Latvian rye bread has been praised in the Gourmet Magazine by its former editor-in-chief Ruth Reichl: "This is powerful stuff that reminds you of why bread is called 'the staff of life.' I am pretty sure you could live on it alone..."
One hundred percent sourdough rye bread is the traditional staple of Latvia, and it is central to Latvian culinary and cultural history. For a thousand years Latvians baked this bread in wood burning ovens reaching 1800 degrees fahrenheit, using 100 percent rye flour, sourdough starter, a hint of caraway and little else.
In Latvia babies teethe on the rye bread. On long voyages Baltic sailors fill the holds of their ships with it- sourdough rye lasts for months. Latvians soak rye bread in milk and eggs to make bread pudding. They serve rye bread croutons fried in garlic and butter as bar snacks. Like rice in Asia, rye bread -- known as "rupjmaize" in Latvian -- is considered holy. It is never wasted. To leave it bottom side up on the counter is considered disrespectful.
The bread itself -- dense, dark, sweet/sour with a hint of caraway -- marries perfectly with the foods of Baltic farms and fisheries: rich butter, herring, smoked meats, fish, and pork sausage.
While the rye breads of Denmark and Sweden are known as the base for those countries' excellent open-faced sandwiches, Latvian rye bread, made without any wheat, is considered the ne plus ultra of rye breads.

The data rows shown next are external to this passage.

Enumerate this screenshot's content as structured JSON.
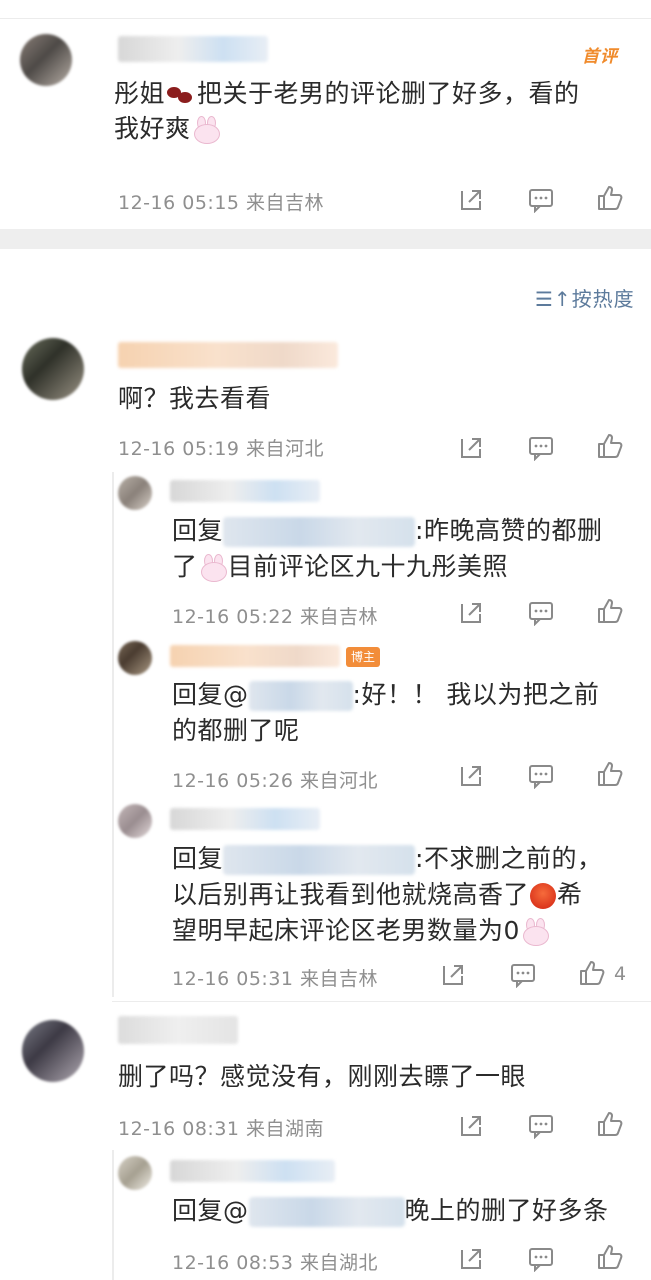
{
  "top_comment": {
    "badge": "首评",
    "text_line1": "彤姐",
    "text_line1_rest": "把关于老男的评论删了好多，看的",
    "text_line2": "我好爽",
    "meta": "12-16 05:15 来自吉林"
  },
  "sort_label": "按热度",
  "comments": [
    {
      "text": "啊？我去看看",
      "meta": "12-16 05:19 来自河北",
      "replies": [
        {
          "prefix": "回复",
          "line1_rest": ":昨晚高赞的都删",
          "line2_a": "了",
          "line2_b": "目前评论区九十九彤美照",
          "meta": "12-16 05:22 来自吉林"
        },
        {
          "prefix": "回复@",
          "badge": "博主",
          "line1_rest": ":好！！ 我以为把之前",
          "line2": "的都删了呢",
          "meta": "12-16 05:26 来自河北"
        },
        {
          "prefix": "回复",
          "line1_rest": ":不求删之前的，",
          "line2": "以后别再让我看到他就烧高香了",
          "line2_after": "希",
          "line3": "望明早起床评论区老男数量为0",
          "meta": "12-16 05:31 来自吉林",
          "like_count": "4"
        }
      ]
    },
    {
      "text": "删了吗？感觉没有，刚刚去瞟了一眼",
      "meta": "12-16 08:31 来自湖南",
      "replies": [
        {
          "prefix": "回复@",
          "line1_rest": "晚上的删了好多条",
          "meta": "12-16 08:53 来自湖北"
        }
      ]
    }
  ],
  "icons": {
    "share": "share-icon",
    "comment": "comment-icon",
    "like": "like-icon",
    "sort": "sort-icon"
  }
}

For decades bread lovers hungering for 100 percent sour dough rye have had to air freight it from Europe at high cost. Now, thanks to Black Rooster Food, you can buy it, made in USA, in your neighborhood or online.